Similarly, Bermuda’s newly-announced Work From Bermuda certificate encourages digital nomads to move right in for $263. Sascha Hemmann, managing director at the island’s Rosewood Bermuda, says he’s “prepared to negotiate a competitive rate” for extended stays.
The first deal he signed included six weeks in an Ocean View King room with deeply discounted spa and laundry services and a private golf cart to get around the island. (The price is undisclosed.)
The same is happening in urban hotels. Even with a 30% discount, a recently booked year-long stay at Rosewood Miramar Beach’s two-bedroom residence in Montecito, Calif., would cost roughly $1.1 million. And both the Beverly Hills Hotel and the Hotel Bel-Air in Los Angeles have seen an uptick in 90-day bookings since the advent of Covid-19—mostly from L.A. natives.

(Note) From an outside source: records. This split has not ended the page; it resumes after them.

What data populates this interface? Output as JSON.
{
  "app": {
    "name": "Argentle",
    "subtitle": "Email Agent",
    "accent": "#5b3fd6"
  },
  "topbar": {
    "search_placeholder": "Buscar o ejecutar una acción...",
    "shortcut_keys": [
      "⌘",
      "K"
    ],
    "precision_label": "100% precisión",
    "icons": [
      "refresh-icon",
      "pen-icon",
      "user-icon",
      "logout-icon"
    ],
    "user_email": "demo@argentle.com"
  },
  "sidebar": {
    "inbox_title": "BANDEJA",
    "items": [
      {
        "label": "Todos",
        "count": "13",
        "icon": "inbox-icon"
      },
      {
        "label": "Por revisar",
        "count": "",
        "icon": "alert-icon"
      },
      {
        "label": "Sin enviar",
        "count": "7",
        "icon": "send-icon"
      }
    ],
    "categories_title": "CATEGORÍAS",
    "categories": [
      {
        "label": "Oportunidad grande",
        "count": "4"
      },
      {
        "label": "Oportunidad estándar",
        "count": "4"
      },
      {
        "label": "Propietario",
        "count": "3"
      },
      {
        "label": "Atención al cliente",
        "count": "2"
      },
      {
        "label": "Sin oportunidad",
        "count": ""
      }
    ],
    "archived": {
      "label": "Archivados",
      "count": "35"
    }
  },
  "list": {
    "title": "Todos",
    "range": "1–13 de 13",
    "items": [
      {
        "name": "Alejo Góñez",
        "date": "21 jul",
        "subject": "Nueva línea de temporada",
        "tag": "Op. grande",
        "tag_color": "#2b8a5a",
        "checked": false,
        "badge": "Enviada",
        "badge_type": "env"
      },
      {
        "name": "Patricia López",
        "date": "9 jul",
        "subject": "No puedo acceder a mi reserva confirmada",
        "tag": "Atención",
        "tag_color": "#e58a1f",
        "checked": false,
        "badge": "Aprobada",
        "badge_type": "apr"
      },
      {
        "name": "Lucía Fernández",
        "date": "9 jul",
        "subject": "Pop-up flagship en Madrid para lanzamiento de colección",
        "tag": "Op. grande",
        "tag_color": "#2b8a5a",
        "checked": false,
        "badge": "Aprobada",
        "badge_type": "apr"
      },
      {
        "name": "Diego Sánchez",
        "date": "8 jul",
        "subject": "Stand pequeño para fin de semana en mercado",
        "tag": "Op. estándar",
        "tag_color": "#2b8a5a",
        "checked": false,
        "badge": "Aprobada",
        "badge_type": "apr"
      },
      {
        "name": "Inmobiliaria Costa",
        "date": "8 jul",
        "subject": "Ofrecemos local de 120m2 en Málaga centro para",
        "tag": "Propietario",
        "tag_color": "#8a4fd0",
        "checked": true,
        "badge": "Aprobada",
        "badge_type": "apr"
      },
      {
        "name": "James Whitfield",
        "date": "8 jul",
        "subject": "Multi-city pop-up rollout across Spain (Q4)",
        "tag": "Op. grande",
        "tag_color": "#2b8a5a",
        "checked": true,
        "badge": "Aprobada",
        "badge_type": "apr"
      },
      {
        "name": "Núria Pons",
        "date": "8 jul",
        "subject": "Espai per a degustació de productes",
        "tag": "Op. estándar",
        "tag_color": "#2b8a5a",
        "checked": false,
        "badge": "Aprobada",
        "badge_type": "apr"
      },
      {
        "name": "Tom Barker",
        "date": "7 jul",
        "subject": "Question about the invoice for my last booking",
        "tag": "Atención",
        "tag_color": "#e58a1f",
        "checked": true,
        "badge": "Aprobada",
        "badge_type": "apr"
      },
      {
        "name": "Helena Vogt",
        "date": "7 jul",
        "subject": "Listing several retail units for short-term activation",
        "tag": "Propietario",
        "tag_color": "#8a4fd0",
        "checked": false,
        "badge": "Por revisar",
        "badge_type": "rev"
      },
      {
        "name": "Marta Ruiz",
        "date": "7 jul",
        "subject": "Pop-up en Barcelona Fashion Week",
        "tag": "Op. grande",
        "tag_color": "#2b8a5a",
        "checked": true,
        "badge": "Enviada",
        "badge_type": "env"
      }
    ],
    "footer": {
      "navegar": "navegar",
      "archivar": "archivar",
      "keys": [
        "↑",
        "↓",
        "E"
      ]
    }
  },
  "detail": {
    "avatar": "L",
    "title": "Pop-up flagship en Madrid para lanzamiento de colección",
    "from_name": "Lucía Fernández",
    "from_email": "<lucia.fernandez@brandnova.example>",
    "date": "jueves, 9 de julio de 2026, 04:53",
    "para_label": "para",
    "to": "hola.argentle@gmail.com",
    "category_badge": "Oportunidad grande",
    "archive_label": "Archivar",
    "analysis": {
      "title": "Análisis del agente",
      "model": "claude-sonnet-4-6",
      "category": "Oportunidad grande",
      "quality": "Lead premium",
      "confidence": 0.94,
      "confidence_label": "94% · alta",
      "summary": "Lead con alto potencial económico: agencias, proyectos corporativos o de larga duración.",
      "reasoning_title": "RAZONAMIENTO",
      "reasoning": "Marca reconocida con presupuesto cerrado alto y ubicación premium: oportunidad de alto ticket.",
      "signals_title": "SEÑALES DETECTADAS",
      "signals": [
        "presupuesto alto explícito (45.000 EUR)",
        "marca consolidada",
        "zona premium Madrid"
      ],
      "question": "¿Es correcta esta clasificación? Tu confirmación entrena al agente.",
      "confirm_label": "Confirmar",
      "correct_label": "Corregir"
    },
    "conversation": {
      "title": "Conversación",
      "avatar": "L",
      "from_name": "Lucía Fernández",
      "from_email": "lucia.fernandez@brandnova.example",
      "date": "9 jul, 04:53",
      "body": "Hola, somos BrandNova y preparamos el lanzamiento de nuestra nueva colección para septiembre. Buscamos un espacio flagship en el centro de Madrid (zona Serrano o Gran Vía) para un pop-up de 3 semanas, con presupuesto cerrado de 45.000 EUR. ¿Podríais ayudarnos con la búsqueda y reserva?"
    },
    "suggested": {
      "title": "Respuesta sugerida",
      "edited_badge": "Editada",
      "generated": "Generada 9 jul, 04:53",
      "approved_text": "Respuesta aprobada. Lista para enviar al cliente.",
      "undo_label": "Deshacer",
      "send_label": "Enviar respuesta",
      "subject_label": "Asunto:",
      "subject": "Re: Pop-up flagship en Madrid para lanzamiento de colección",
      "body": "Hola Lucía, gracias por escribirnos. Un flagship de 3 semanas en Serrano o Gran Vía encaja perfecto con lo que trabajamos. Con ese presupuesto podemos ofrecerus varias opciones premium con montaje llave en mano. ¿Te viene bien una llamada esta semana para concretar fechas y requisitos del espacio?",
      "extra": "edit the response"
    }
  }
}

“These guests do not feel safe in [their own] homes with staff members coming in and out, without proper protocols in place,” explains Ed Mady, the regional director of the Dorchester Collection, which manages both properties. By contrast, Mady’s hotels each have an on-site nurse, as well as a dedicated director of risk management to ensure full compliance with Centers for Disease Control and Prevention guidelines.
Danziger is seeing extended staycation requests in New York, too, including a three-month stint at the Mark and a two-month sojourn at the Carlyle by native New Yorkers.
“Hotels are being really transparent with their rigid safety procedures, because they can’t afford to mess up,” Danziger says, as the trust factor offered by a luxury property fast becomes as much of a draw as the destinations.
“People now want the protection, comfort, and convenience of a hotel, instead of a standalone home,” she adds. “And after the stress of the last six months, who isn’t ready to move in and be pampered by a hotel?”
(This story has been published from a wire agency feed without modifications to the text. Only the headline has been changed.)